handle the hostile foreign affair. Diplomacy became one of the chief instruments of foreign and national security employed in the Iranian hostage crisis and other international conflicts preceding and succeeding. The history of diplomacy can be traced to the intense diplomatic intercourse between ancient Egypt and its neighbors long before 1000 BC. Not until the twelfth and thirteenth centuries, however, did diplomacy begin to assume its modern form. Rules were developed by the Italian city-states to govern the appointment and conduct of ambassadors, and in 1455, Milan established the first permanent embassy in Genoa. In the sixteenth century, other European states followed the Italian example and appointed permanent ambassadors.
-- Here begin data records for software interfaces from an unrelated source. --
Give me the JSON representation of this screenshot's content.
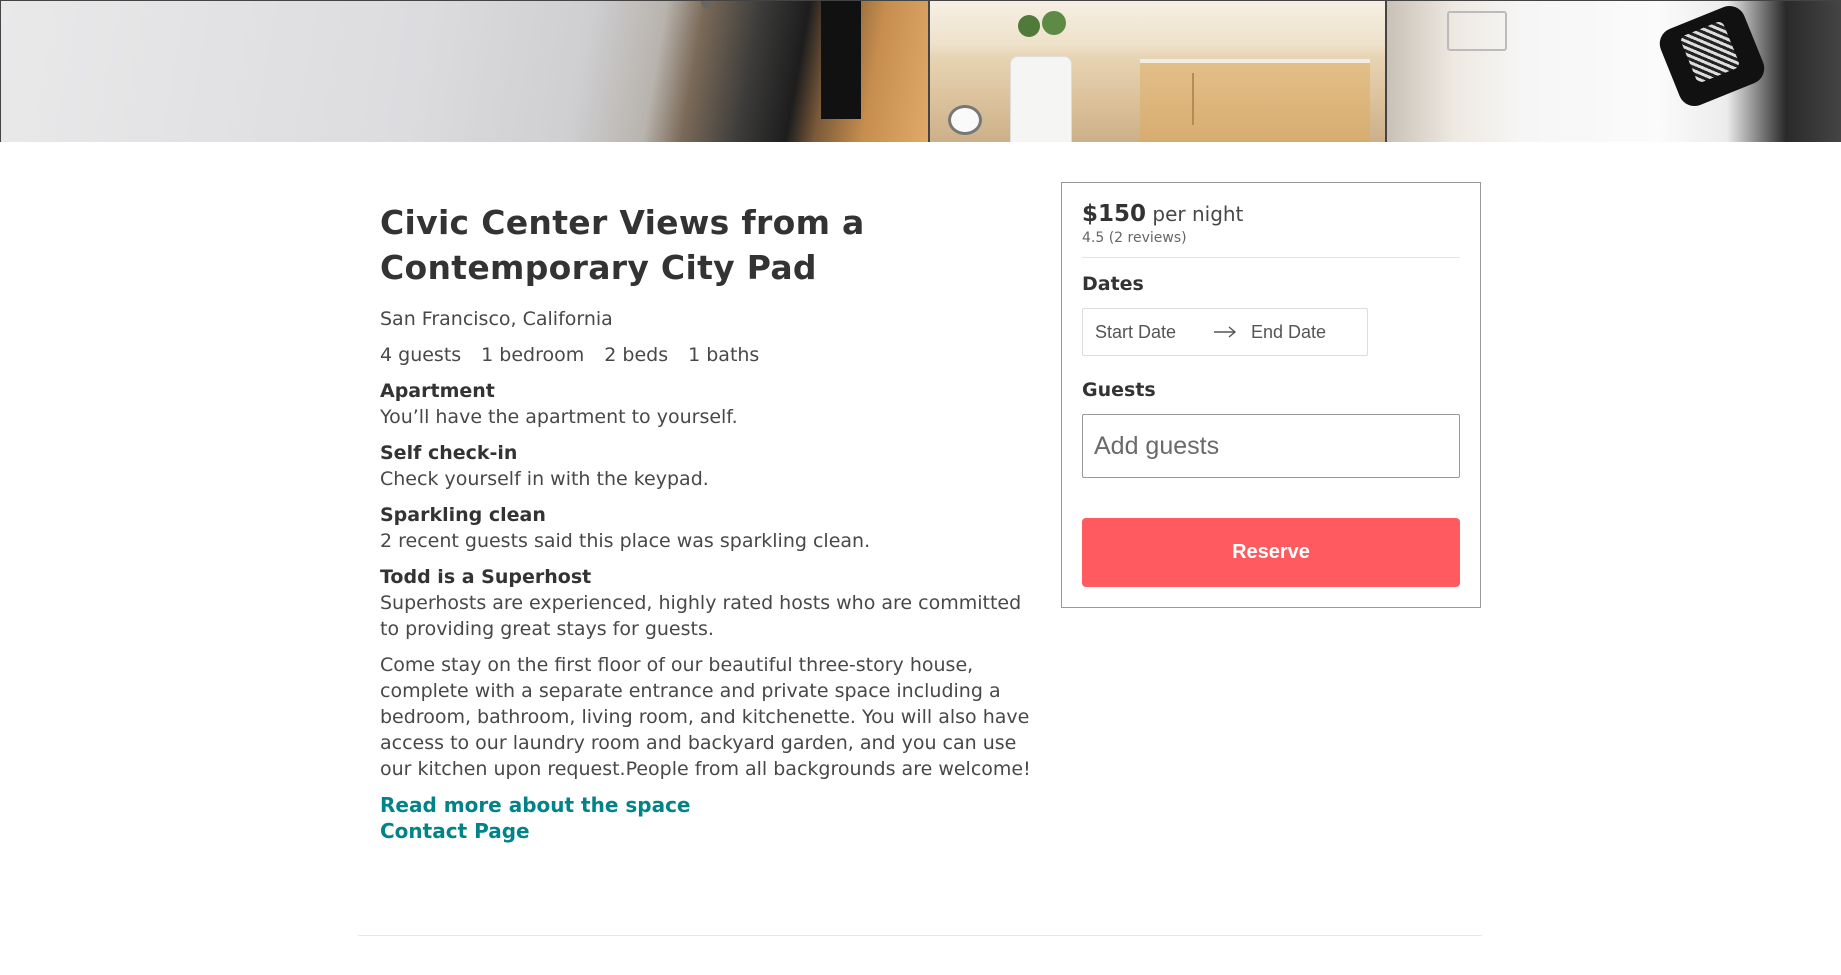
{
  "listing": {
    "title": "Civic Center Views from a Contemporary City Pad",
    "location": "San Francisco, California",
    "specs": [
      "4 guests",
      "1 bedroom",
      "2 beds",
      "1 baths"
    ],
    "features": [
      {
        "title": "Apartment",
        "desc": "You’ll have the apartment to yourself."
      },
      {
        "title": "Self check-in",
        "desc": "Check yourself in with the keypad."
      },
      {
        "title": "Sparkling clean",
        "desc": "2 recent guests said this place was sparkling clean."
      },
      {
        "title": "Todd is a Superhost",
        "desc": "Superhosts are experienced, highly rated hosts who are committed to providing great stays for guests."
      }
    ],
    "description": "Come stay on the first floor of our beautiful three-story house, complete with a separate entrance and private space including a bedroom, bathroom, living room, and kitchenette. You will also have access to our laundry room and backyard garden, and you can use our kitchen upon request.People from all backgrounds are welcome!",
    "links": {
      "read_more": "Read more about the space",
      "contact": "Contact Page"
    }
  },
  "booking": {
    "price": "$150",
    "per_night": "per night",
    "rating": "4.5",
    "reviews": "(2 reviews)",
    "dates_label": "Dates",
    "start_date_placeholder": "Start Date",
    "end_date_placeholder": "End Date",
    "guests_label": "Guests",
    "guests_placeholder": "Add guests",
    "reserve_label": "Reserve"
  },
  "icons": {
    "date_arrow": "right-arrow-icon"
  },
  "colors": {
    "accent_link": "#008489",
    "reserve_button": "#ff5a5f"
  }
}
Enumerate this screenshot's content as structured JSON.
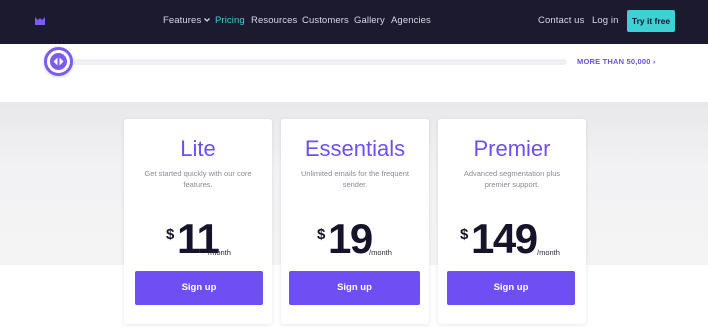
{
  "nav": {
    "links": {
      "features": "Features",
      "pricing": "Pricing",
      "resources": "Resources",
      "customers": "Customers",
      "gallery": "Gallery",
      "agencies": "Agencies",
      "contact": "Contact us",
      "login": "Log in"
    },
    "cta": "Try it free",
    "active": "Pricing"
  },
  "slider": {
    "label": "MORE THAN 50,000 ›",
    "level": 0
  },
  "plans": [
    {
      "name": "Lite",
      "description": "Get started quickly with our core features.",
      "currency": "$",
      "price": "11",
      "period": "/month",
      "button": "Sign up"
    },
    {
      "name": "Essentials",
      "description": "Unlimited emails for the frequent sender.",
      "currency": "$",
      "price": "19",
      "period": "/month",
      "button": "Sign up"
    },
    {
      "name": "Premier",
      "description": "Advanced segmentation plus premier support.",
      "currency": "$",
      "price": "149",
      "period": "/month",
      "button": "Sign up"
    }
  ],
  "colors": {
    "nav_bg": "#1b1a2e",
    "accent_teal": "#3fd0d4",
    "accent_purple": "#6f4ff2"
  }
}
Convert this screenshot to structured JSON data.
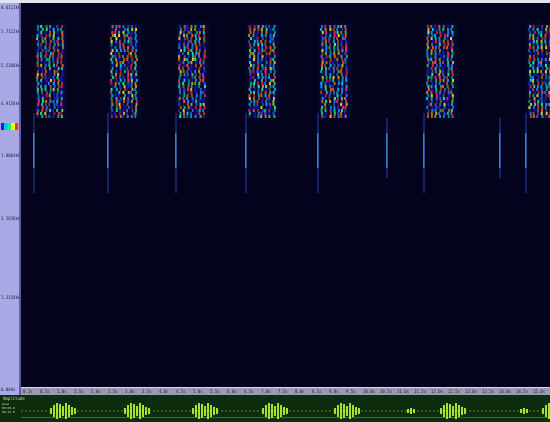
{
  "window": {
    "title": ""
  },
  "frequency_axis": {
    "labels": [
      "0.6111kHz",
      "5.7122kHz",
      "5.5268kHz",
      "4.9156kHz",
      "1.0064kHz",
      "3.1658kHz",
      "1.3158kHz",
      "0.0kHz"
    ]
  },
  "time_axis": {
    "ticks": [
      "0.1s",
      "0.5s",
      "1.0s",
      "1.5s",
      "2.0s",
      "2.5s",
      "3.0s",
      "3.5s",
      "4.0s",
      "4.5s",
      "5.0s",
      "5.5s",
      "6.0s",
      "6.5s",
      "7.0s",
      "7.5s",
      "8.0s",
      "8.5s",
      "9.0s",
      "9.5s",
      "10.0s",
      "10.5s",
      "11.0s",
      "11.5s",
      "12.0s",
      "12.5s",
      "13.0s",
      "13.5s",
      "14.0s",
      "14.5s",
      "15.0s"
    ]
  },
  "waveform": {
    "label": "Amplitude",
    "info": [
      "mono",
      "00:00.0",
      "00:15.0"
    ]
  },
  "colors": {
    "spectrogram_bg": "#03031e",
    "panel": "#a9a9e6",
    "waveform_bg": "#0e2c0e",
    "waveform_fill": "#a6e22e"
  },
  "colorbar": [
    "#1a1aff",
    "#00c8ff",
    "#00ff66",
    "#ffff00",
    "#ff3300"
  ]
}
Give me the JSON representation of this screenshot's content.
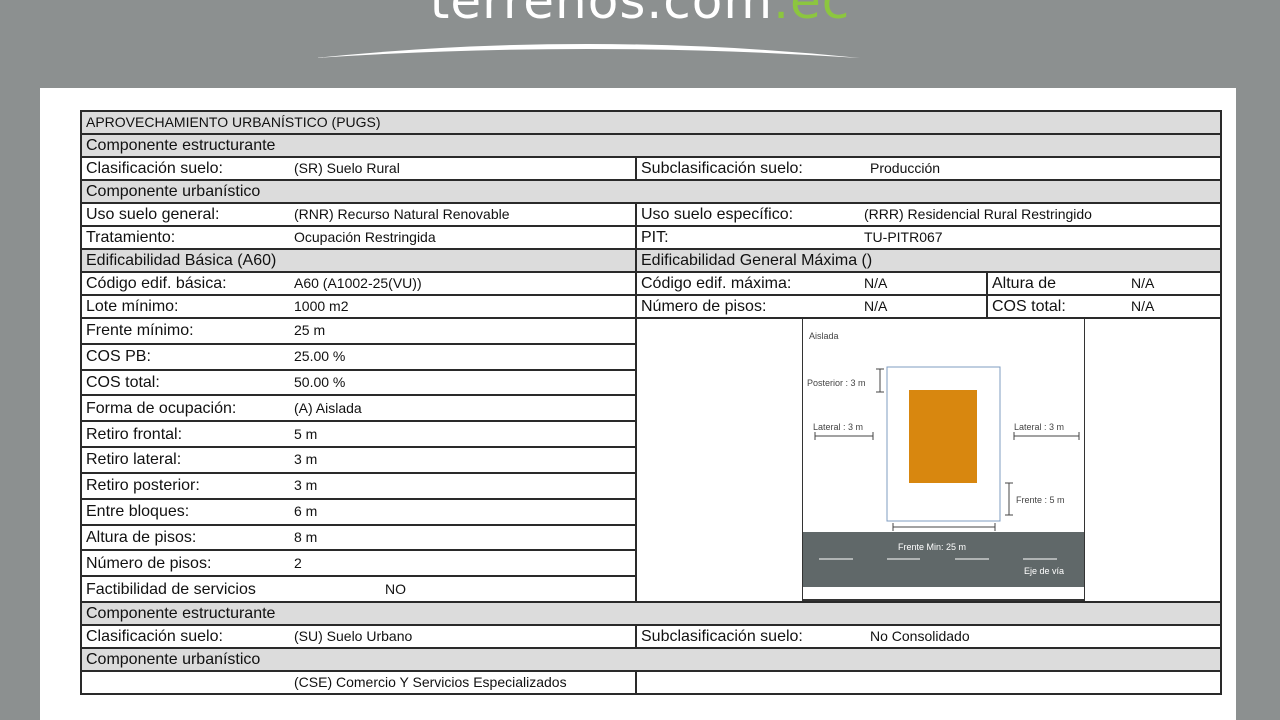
{
  "logo": {
    "main": "terrenos.com",
    "accent": ".ec"
  },
  "colors": {
    "background": "#8c9090",
    "header_fill": "#dcdcdc",
    "building": "#d8870f",
    "road": "#606869",
    "logo_accent": "#8cc63f"
  },
  "table": {
    "title": "APROVECHAMIENTO URBANÍSTICO (PUGS)",
    "comp_estructurante": "Componente  estructurante",
    "clasificacion_label": "Clasificación suelo:",
    "clasificacion_value": "(SR) Suelo Rural",
    "subclasificacion_label": "Subclasificación suelo:",
    "subclasificacion_value": "Producción",
    "comp_urbanistico": "Componente  urbanístico",
    "uso_general_label": "Uso suelo general:",
    "uso_general_value": "(RNR) Recurso Natural Renovable",
    "uso_especifico_label": "Uso suelo específico:",
    "uso_especifico_value": "(RRR) Residencial Rural Restringido",
    "tratamiento_label": "Tratamiento:",
    "tratamiento_value": "Ocupación Restringida",
    "pit_label": "PIT:",
    "pit_value": "TU-PITR067",
    "edif_basica": "Edificabilidad Básica (A60)",
    "edif_maxima": "Edificabilidad General Máxima ()",
    "codigo_basica_label": "Código edif. básica:",
    "codigo_basica_value": "A60 (A1002-25(VU))",
    "codigo_maxima_label": "Código edif. máxima:",
    "codigo_maxima_value": "N/A",
    "altura_de_label": "Altura de",
    "altura_de_value": "N/A",
    "lote_label": "Lote mínimo:",
    "lote_value": "1000 m2",
    "num_pisos_max_label": "Número de pisos:",
    "num_pisos_max_value": "N/A",
    "cos_total_max_label": "COS total:",
    "cos_total_max_value": "N/A",
    "rows": [
      {
        "label": "Frente mínimo:",
        "value": "25 m"
      },
      {
        "label": "COS PB:",
        "value": "25.00 %"
      },
      {
        "label": "COS total:",
        "value": "50.00 %"
      },
      {
        "label": "Forma de ocupación:",
        "value": "(A) Aislada"
      },
      {
        "label": "Retiro frontal:",
        "value": "5 m"
      },
      {
        "label": "Retiro lateral:",
        "value": "3 m"
      },
      {
        "label": "Retiro posterior:",
        "value": "3 m"
      },
      {
        "label": "Entre bloques:",
        "value": "6 m"
      },
      {
        "label": "Altura de pisos:",
        "value": "8 m"
      },
      {
        "label": "Número de pisos:",
        "value": "2"
      },
      {
        "label": "Factibilidad de servicios",
        "value": "NO"
      }
    ],
    "comp_estructurante_2": "Componente  estructurante",
    "clasificacion2_label": "Clasificación suelo:",
    "clasificacion2_value": "(SU) Suelo Urbano",
    "subclasificacion2_label": "Subclasificación suelo:",
    "subclasificacion2_value": "No Consolidado",
    "comp_urbanistico_2": "Componente  urbanístico",
    "cut_row_value": "(CSE) Comercio Y Servicios Especializados"
  },
  "diagram": {
    "title": "Aislada",
    "posterior": "Posterior : 3 m",
    "lateral_left": "Lateral : 3 m",
    "lateral_right": "Lateral : 3 m",
    "frente": "Frente : 5 m",
    "frente_min": "Frente Min: 25 m",
    "eje": "Eje de vía"
  }
}
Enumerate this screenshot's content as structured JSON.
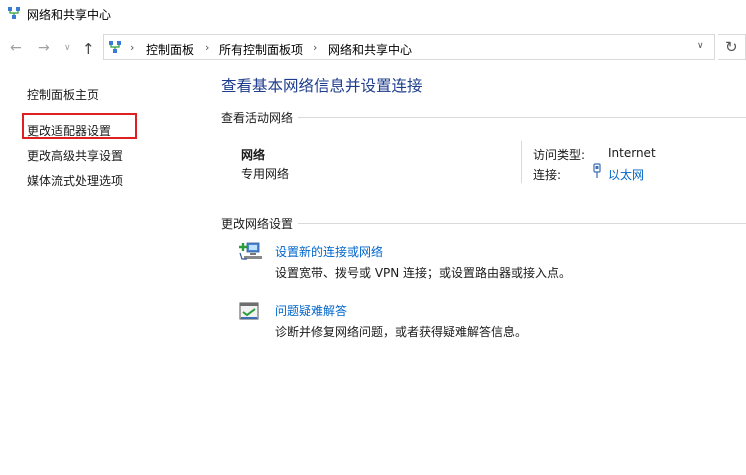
{
  "window": {
    "title": "网络和共享中心"
  },
  "nav": {
    "breadcrumbs": [
      "控制面板",
      "所有控制面板项",
      "网络和共享中心"
    ]
  },
  "sidebar": {
    "items": [
      {
        "label": "控制面板主页"
      },
      {
        "label": "更改适配器设置"
      },
      {
        "label": "更改高级共享设置"
      },
      {
        "label": "媒体流式处理选项"
      }
    ],
    "highlight_color": "#e02020"
  },
  "main": {
    "title": "查看基本网络信息并设置连接",
    "active_networks": {
      "header": "查看活动网络",
      "network_name": "网络",
      "network_type": "专用网络",
      "access_type_label": "访问类型:",
      "access_type_value": "Internet",
      "connection_label": "连接:",
      "connection_value": "以太网"
    },
    "change_settings": {
      "header": "更改网络设置",
      "tasks": [
        {
          "title": "设置新的连接或网络",
          "description": "设置宽带、拨号或 VPN 连接；或设置路由器或接入点。",
          "icon": "new-connection-icon"
        },
        {
          "title": "问题疑难解答",
          "description": "诊断并修复网络问题，或者获得疑难解答信息。",
          "icon": "troubleshoot-icon"
        }
      ]
    }
  },
  "colors": {
    "title": "#1e3d8c",
    "link": "#0066cc"
  }
}
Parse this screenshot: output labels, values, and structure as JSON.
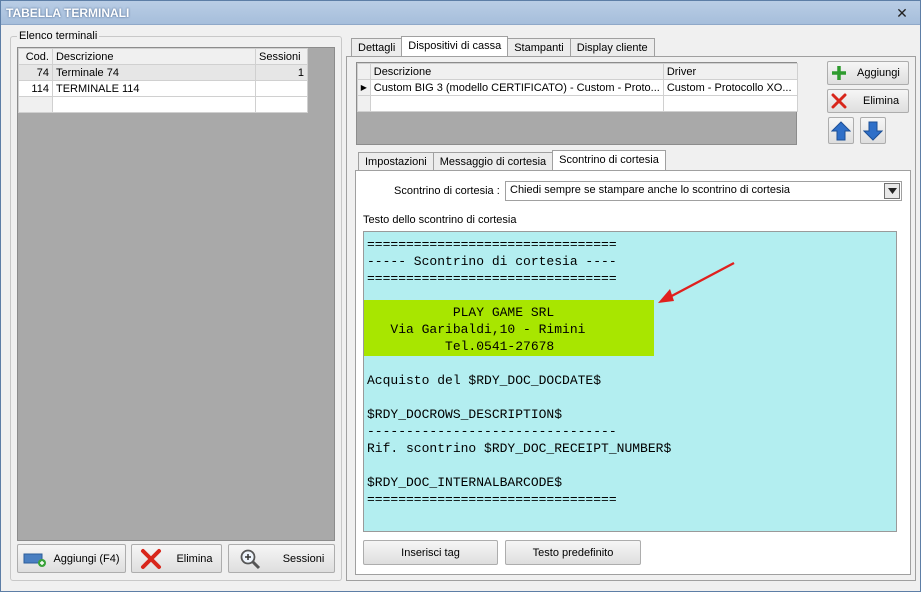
{
  "window": {
    "title": "TABELLA TERMINALI",
    "close_glyph": "✕"
  },
  "terminals": {
    "group_label": "Elenco terminali",
    "columns": [
      "Cod.",
      "Descrizione",
      "Sessioni"
    ],
    "rows": [
      {
        "cod": "74",
        "descrizione": "Terminale 74",
        "sessioni": "1"
      },
      {
        "cod": "114",
        "descrizione": "TERMINALE 114",
        "sessioni": ""
      }
    ],
    "buttons": {
      "add": "Aggiungi (F4)",
      "delete": "Elimina",
      "sessions": "Sessioni"
    }
  },
  "main_tabs": [
    "Dettagli",
    "Dispositivi di cassa",
    "Stampanti",
    "Display cliente"
  ],
  "active_main_tab": "Dispositivi di cassa",
  "devices": {
    "columns": [
      "Descrizione",
      "Driver"
    ],
    "rows": [
      {
        "descrizione": "Custom BIG 3 (modello CERTIFICATO) - Custom - Proto...",
        "driver": "Custom - Protocollo XO..."
      }
    ],
    "buttons": {
      "add": "Aggiungi",
      "delete": "Elimina"
    }
  },
  "sub_tabs": [
    "Impostazioni",
    "Messaggio di cortesia",
    "Scontrino di cortesia"
  ],
  "active_sub_tab": "Scontrino di cortesia",
  "cortesia": {
    "combo_label": "Scontrino di cortesia :",
    "combo_value": "Chiedi sempre se stampare anche lo scontrino di cortesia",
    "text_label": "Testo dello scontrino di cortesia",
    "lines": [
      "================================",
      "----- Scontrino di cortesia ----",
      "================================",
      "",
      "           PLAY GAME SRL",
      "   Via Garibaldi,10 - Rimini",
      "          Tel.0541-27678",
      "",
      "Acquisto del $RDY_DOC_DOCDATE$",
      "",
      "$RDY_DOCROWS_DESCRIPTION$",
      "--------------------------------",
      "Rif. scontrino $RDY_DOC_RECEIPT_NUMBER$",
      "",
      "$RDY_DOC_INTERNALBARCODE$",
      "================================"
    ],
    "highlight_color": "#a8e600",
    "editor_bg": "#b3eef0",
    "buttons": {
      "insert_tag": "Inserisci tag",
      "default_text": "Testo predefinito"
    }
  }
}
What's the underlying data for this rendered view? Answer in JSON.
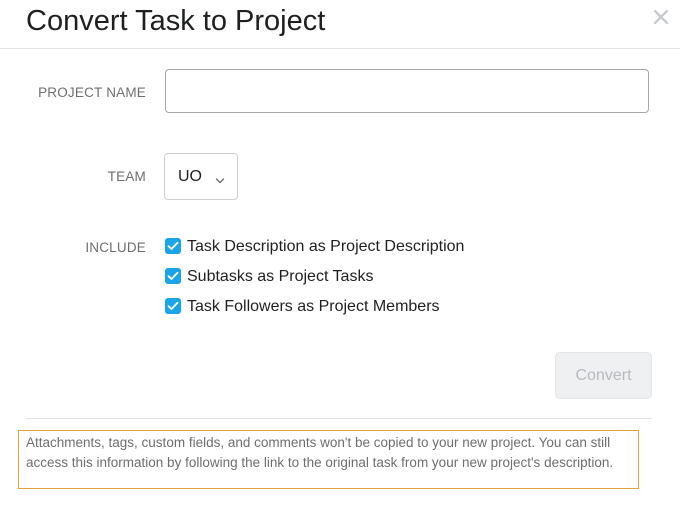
{
  "dialog": {
    "title": "Convert Task to Project",
    "close_icon": "close-icon"
  },
  "form": {
    "project_name": {
      "label": "PROJECT NAME",
      "value": "",
      "placeholder": ""
    },
    "team": {
      "label": "TEAM",
      "selected": "UO",
      "dropdown_icon": "chevron-down-icon"
    },
    "include": {
      "label": "INCLUDE",
      "options": [
        {
          "label": "Task Description as Project Description",
          "checked": true
        },
        {
          "label": "Subtasks as Project Tasks",
          "checked": true
        },
        {
          "label": "Task Followers as Project Members",
          "checked": true
        }
      ]
    }
  },
  "actions": {
    "convert_label": "Convert",
    "convert_enabled": false
  },
  "notice": {
    "text": "Attachments, tags, custom fields, and comments won't be copied to your new project. You can still access this information by following the link to the original task from your new project's description.",
    "highlight_color": "#e8a13a"
  },
  "colors": {
    "checkbox": "#1aa5e9",
    "text": "#1e1f21",
    "muted": "#6d6e6f"
  }
}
Under the influence of sixteenth and seventeenth

century writers, such as Hugo Grotius and Alberico Gentili, the privileges of diplomats were more precisely defined and incorporated in international law. The Congress of Vienna in 1815 and the Vienna Convention on Diplomatic and Consular Relations in 1961 and 1963 defined and redefined, respectively, classes of diplomatic representatives. In the twentieth century, consular and diplomatic services, formerly separate, have been merged in many countries, including the United States (1924). Diplomacy is the activity of preventing and solving conflicts by representatives, namely diplomats, of two or more states (nations) conversing on related controversial issues with expectations toward peaceful agreements. The most significant catalyst or mechanism used within diplomacy exists as

immunities and privileges. Diplomatic immunity and privilege entails an exemption or freedom from liability or penalty under criminal and national law. Consular agreements, extraterritoriality, impunity and extradition are terms that appear frequently throughout the discussion of diplomatic immunities and privileges. As the established ruling commission over global affairs, the United Nations have enacted legislation concerning the diplomatic relations, including immunities and privileges. Such legislation occurred at the Vienna Conventions of 1961 and 1963, along with the passing of the Foreign Sovereign Immunities Act of 1976. As a super power and democratic nation, the United States plays a pivotal and influential role in the enforcement of immunity statues. Within its

national boundaries, the United States follows its policy on diplomatic immunity and privilege, while other nations observe American practices and execute their own policies. Consequently, such freedom granted by diplomatic immunity has resulted in mainstream and high sea foreign cases when diplomats abuse it. What becomes apparent within the study of diplomatic immunity over the last ten years is the dilemma placed on participating diplomatic countries when abuse calls for rule and order and thus, the responsibility needed to be taken by diplomats. II.RELATED TERMS IN DIPLOMACY Dating back to the ancient Greeks, a tradition upheld that foreign emissaries traveled under the protection of Zeus. In international law, this ideal form of immunity upholds in current diplomatic